A TEENAGE office worker has been fired for branding her job boring on Facebook.
Kimberley Swann’s comment on the social networking website cost her job as an office administrator at Ivell Marketing & Logistics in Clacton.
Union leaders have defended the 16-year-old by saying snooping on personal conversations is unhealthy and urged employers to grow thicker skins.
Miss Swann, 16, was handed a letter informing her she was being sacked when her bosses found out about it.
The letter said: “Following your comments made on Facebook about your job and the company we feel it is better that, as you are not happy and do not enjoy your work we end your employment with Ivell Marketing & Logistics with immediate effect.”
Stephen Ivell, owner of Ivell Marketing Logistics, said the Stephenson Road West company has done everything by the book.
He said: “It is just a shame that it did not work out because she is a lovely girl.
“For a small company, when a decision is made, one thinks long and hard about it.”
He said he was unable to comment on whether Miss Swann had been involved in the decision-making process.
He added: “I am very comfortable that we have not made a bad decision.“ Miss Swann, of Clacton, said she was shocked to be taken into the office on a Monday morning and told she was being sacked because of the Facebook comments.
She said: “I did not even put the company's name, I just put that my job was boring.
“They were just being nosy, going through everything. I think it is really sad, it makes them look stupid that they are going to be so petty.

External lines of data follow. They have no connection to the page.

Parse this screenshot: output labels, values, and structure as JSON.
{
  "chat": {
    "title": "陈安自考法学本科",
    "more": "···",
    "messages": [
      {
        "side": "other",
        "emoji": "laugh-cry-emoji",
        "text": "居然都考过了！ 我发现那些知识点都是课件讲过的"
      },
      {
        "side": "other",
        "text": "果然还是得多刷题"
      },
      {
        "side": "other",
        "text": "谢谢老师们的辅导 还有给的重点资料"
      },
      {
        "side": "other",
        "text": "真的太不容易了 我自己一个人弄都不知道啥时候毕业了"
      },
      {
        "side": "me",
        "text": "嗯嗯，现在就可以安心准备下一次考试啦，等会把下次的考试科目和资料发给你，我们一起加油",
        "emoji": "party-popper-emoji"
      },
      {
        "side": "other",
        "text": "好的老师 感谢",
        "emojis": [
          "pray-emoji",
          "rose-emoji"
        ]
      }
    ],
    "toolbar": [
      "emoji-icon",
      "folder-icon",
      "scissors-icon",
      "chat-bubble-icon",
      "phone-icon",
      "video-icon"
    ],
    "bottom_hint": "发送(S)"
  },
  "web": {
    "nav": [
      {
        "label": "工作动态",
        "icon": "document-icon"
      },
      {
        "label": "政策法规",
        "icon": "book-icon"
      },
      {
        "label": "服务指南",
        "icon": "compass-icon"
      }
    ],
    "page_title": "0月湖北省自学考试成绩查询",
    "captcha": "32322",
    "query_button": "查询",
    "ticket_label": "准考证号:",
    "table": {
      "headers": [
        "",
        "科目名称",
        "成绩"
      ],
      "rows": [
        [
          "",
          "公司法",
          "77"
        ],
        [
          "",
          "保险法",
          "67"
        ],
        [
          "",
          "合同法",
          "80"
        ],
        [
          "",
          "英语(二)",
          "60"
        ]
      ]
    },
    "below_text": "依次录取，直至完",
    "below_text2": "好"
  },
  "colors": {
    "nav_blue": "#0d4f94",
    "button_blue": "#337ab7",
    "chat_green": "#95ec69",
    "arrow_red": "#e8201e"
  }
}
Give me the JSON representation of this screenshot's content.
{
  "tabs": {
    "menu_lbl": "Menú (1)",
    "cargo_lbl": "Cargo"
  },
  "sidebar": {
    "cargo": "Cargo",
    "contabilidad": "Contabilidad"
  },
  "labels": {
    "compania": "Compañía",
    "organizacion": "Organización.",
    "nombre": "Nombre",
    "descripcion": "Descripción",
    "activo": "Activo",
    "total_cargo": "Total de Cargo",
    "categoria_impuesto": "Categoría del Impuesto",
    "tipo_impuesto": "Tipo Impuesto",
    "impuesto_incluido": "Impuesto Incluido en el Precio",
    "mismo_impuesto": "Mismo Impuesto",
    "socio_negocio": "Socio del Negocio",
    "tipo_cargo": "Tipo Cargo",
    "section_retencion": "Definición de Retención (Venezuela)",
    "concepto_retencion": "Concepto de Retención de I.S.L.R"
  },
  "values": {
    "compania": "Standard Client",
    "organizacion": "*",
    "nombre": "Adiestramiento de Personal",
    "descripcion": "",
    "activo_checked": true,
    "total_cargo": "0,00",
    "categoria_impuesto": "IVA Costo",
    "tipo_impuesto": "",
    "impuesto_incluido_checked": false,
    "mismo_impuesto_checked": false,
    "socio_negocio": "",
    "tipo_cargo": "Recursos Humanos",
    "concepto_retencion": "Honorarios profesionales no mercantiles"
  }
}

“I was an office administrator, so of course it was boring at first, and I knew it would get more interesting.
“I was happy there, although they said I was not.
“It is not fair, I think it is really out of order, but there is nothing I can do.”
Her mother Janette Swann, added: “I think it is disgusting.
“The company did not even approach her and ask her to explain herself.
“It is not nice to look back on Facebook and report something that is personal.
“It should not be allowed.”
Brendan Barber, TUC general secretary, said: “Most employers wouldn't dream of following their staff down the pub to see if they were sounding off about work to their friends.
“Just because snooping on personal conversations is possible these days, doesn’t make it healthy.
“Employees need to be more aware of how they protect their privacy online, and employers need to recognise they employ real people, not robots and should grow slightly thicker skins.
“Employers and employees need to sit down together, through unions or other consultations, and work out a reasonable policy on what is expected of staff in their conduct online.”